I don’t think Marvel will stop making comic book movies any time soon but it’s nice to see that the characters are evolving. Sometimes comic book heroes are very two dimensional, which was true for the early Thor and Captain America movies. Now Captain America is less white bread as he turns into an outlaw do-gooder and Thor: Ragnarok shows that even gods must mature sometime. Thus, Marvel movies are improving and becoming more worth the price of a theater ticket. I look forward to more of the evolved Thor stories.

Exploring Another Culture with Norse Mythology

Vikings are very popular right now with a number of exhibits, fiction books, and TV shows out about this popular but not well known culture.
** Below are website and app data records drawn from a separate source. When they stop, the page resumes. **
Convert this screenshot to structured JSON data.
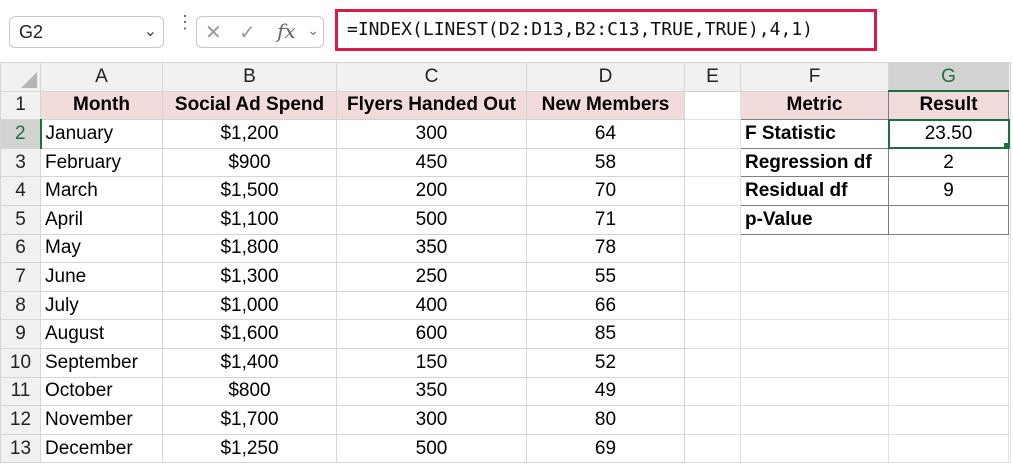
{
  "name_box": {
    "value": "G2"
  },
  "formula_bar": {
    "formula": "=INDEX(LINEST(D2:D13,B2:C13,TRUE,TRUE),4,1)",
    "fx_label": "fx",
    "cancel_icon": "close-icon",
    "enter_icon": "check-icon"
  },
  "colors": {
    "header_fill": "#f2dcdb",
    "accent": "#1e6f3e",
    "formula_border": "#d81b4b"
  },
  "columns": [
    "A",
    "B",
    "C",
    "D",
    "E",
    "F",
    "G"
  ],
  "rows": [
    "1",
    "2",
    "3",
    "4",
    "5",
    "6",
    "7",
    "8",
    "9",
    "10",
    "11",
    "12",
    "13"
  ],
  "selected_column": "G",
  "selected_row": "2",
  "data_table": {
    "headers": [
      "Month",
      "Social Ad Spend",
      "Flyers Handed Out",
      "New Members"
    ],
    "rows": [
      [
        "January",
        "$1,200",
        "300",
        "64"
      ],
      [
        "February",
        "$900",
        "450",
        "58"
      ],
      [
        "March",
        "$1,500",
        "200",
        "70"
      ],
      [
        "April",
        "$1,100",
        "500",
        "71"
      ],
      [
        "May",
        "$1,800",
        "350",
        "78"
      ],
      [
        "June",
        "$1,300",
        "250",
        "55"
      ],
      [
        "July",
        "$1,000",
        "400",
        "66"
      ],
      [
        "August",
        "$1,600",
        "600",
        "85"
      ],
      [
        "September",
        "$1,400",
        "150",
        "52"
      ],
      [
        "October",
        "$800",
        "350",
        "49"
      ],
      [
        "November",
        "$1,700",
        "300",
        "80"
      ],
      [
        "December",
        "$1,250",
        "500",
        "69"
      ]
    ]
  },
  "metrics_table": {
    "headers": [
      "Metric",
      "Result"
    ],
    "rows": [
      [
        "F Statistic",
        "23.50"
      ],
      [
        "Regression df",
        "2"
      ],
      [
        "Residual df",
        "9"
      ],
      [
        "p-Value",
        ""
      ]
    ]
  }
}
The people seemed to have simple lives and yet are larger-than life. Plus, most folks love powerful warriors… as long as they aren’t facing them in battle.
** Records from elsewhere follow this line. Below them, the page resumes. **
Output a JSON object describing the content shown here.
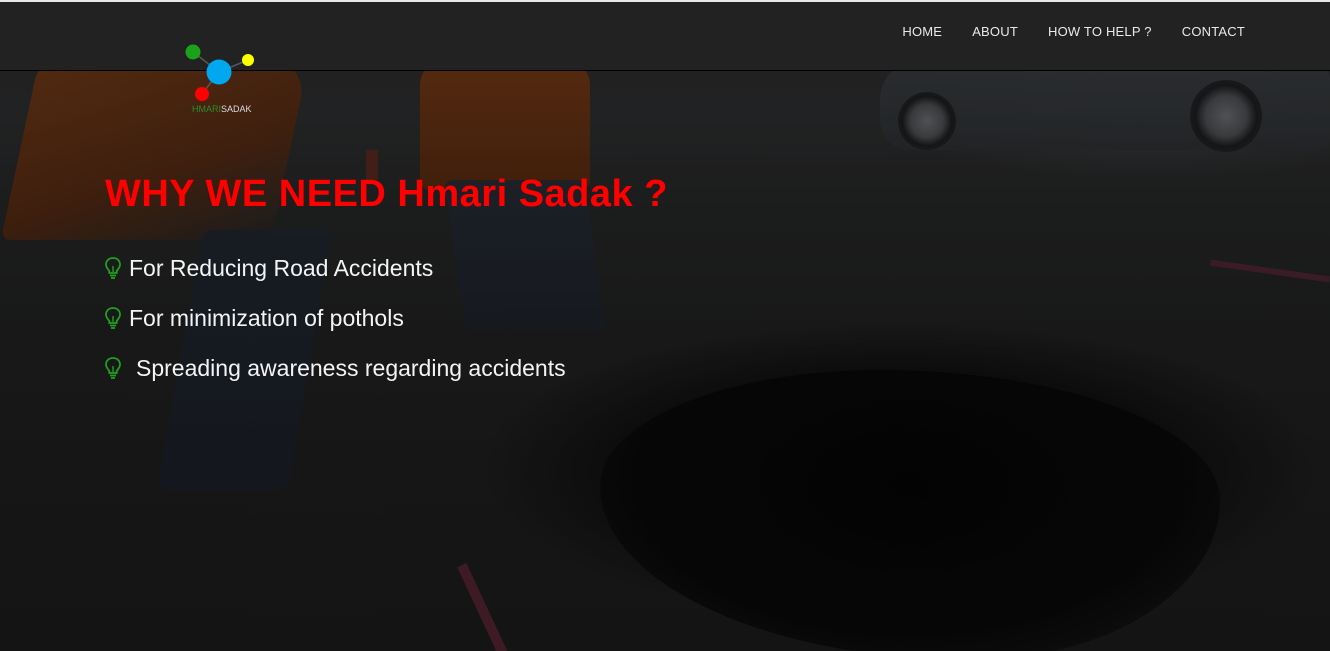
{
  "logo": {
    "text_part1": "HMARI",
    "text_part2": "SADAK",
    "colors": {
      "green": "#1aa31a",
      "blue": "#00a8f0",
      "yellow": "#ffff00",
      "red": "#ff0000"
    }
  },
  "nav": {
    "items": [
      {
        "label": "HOME"
      },
      {
        "label": "ABOUT"
      },
      {
        "label": "HOW TO HELP ?"
      },
      {
        "label": "CONTACT"
      }
    ]
  },
  "hero": {
    "title": "WHY WE NEED Hmari Sadak ?",
    "title_color": "#ff0000",
    "reasons": [
      {
        "icon": "lightbulb-icon",
        "text": "For Reducing Road Accidents"
      },
      {
        "icon": "lightbulb-icon",
        "text": "For minimization of pothols"
      },
      {
        "icon": "lightbulb-icon",
        "text": "Spreading awareness regarding accidents"
      }
    ],
    "icon_color": "#1fa01f"
  }
}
For instance, I enjoy Kevin Hearne’s Iron Druid series, which includes at least one book of his character’s antics in the Viking mythos world, and the History Channel show, Vikings. I love cultures with strong female characters like Lagratha from this show. Their use of shield maidens provides more proof that a woman can be a valuable ally in battle, or a vicious enemy.

So when I saw Neil Gaiman’s Norse Mythology, I snapped it up, wanting to know more about this distant and unusual culture. In the introduction, Gaiman explains that he wants the text to read like a person storytelling across the fire during long winter nights. In that regard, he succeeds admirably in that the work has a clear narrator feeling.

The book reads like the Bible, starting with a type of Genesis and proceeding through time to the end of days. This is not bad though. The book is a history of the gods’ creation and lives. One can find some lessons in these tales but mostly they are just grand stories. Unlike the Bible, the book lacks a lot of boring “begats” passages or high-handed morality tales. In short, many of the tales seem more like frat boys playing pranks or having masculinity measuring contests.

From these stories, the reader gets the feeling that the Norse gods generally like common folks. They like getting gifts, gathering crops, feasting, fornicating, fighting and making general mischief. The tone of the book is simple and direct, without a lot of descriptive scenes or glorifying of characters, instead staying focused in the storyteller style.

In reading it, I understand the events in the Vikings show a bit better. The stories seem to glorify craftiness and guile. Loki, who I’ve always heard was a trickster, is less mischievous and much more of a selfish, rude, self-centered ass, increasingly so towards the end. Anyone who is a fan of the History Channel show will see similarities between the character Floki, and Ragnar’s punishment on him, and Loki’s actions and final punishment. As bad as it is, the reader is left with the feeling in part that Loki brought it upon himself.

Odin seems single minded in searching for wisdom but few of the stories go into him actually using it. Gaiman mentions that many of the stories were lost, which may be why Odin is not as well represented. Many of the stories don’t include Odin at all. Thor is featured often but come comes across as a rather dumb blowhard rather than any great warrior. The tales also doesn’t really show the gods interacting with or even caring much about human affairs, unlike Greek and Roman stories. Humans are simply occupiers of the Earth and little more. The gods were much more concerned with each other and the various giants, dwarves, and elves.

For the most part, it was a fun and easy read, that left me desiring more stories. Unfortunately, Neil Gaiman won’t be writing any sequels. So much information on this proud race is now lost. However, I feel like I now have a deeper respect for the richness of the Norse culture and can understand some of the references more clearly. That alone made the book well worth its purchase price.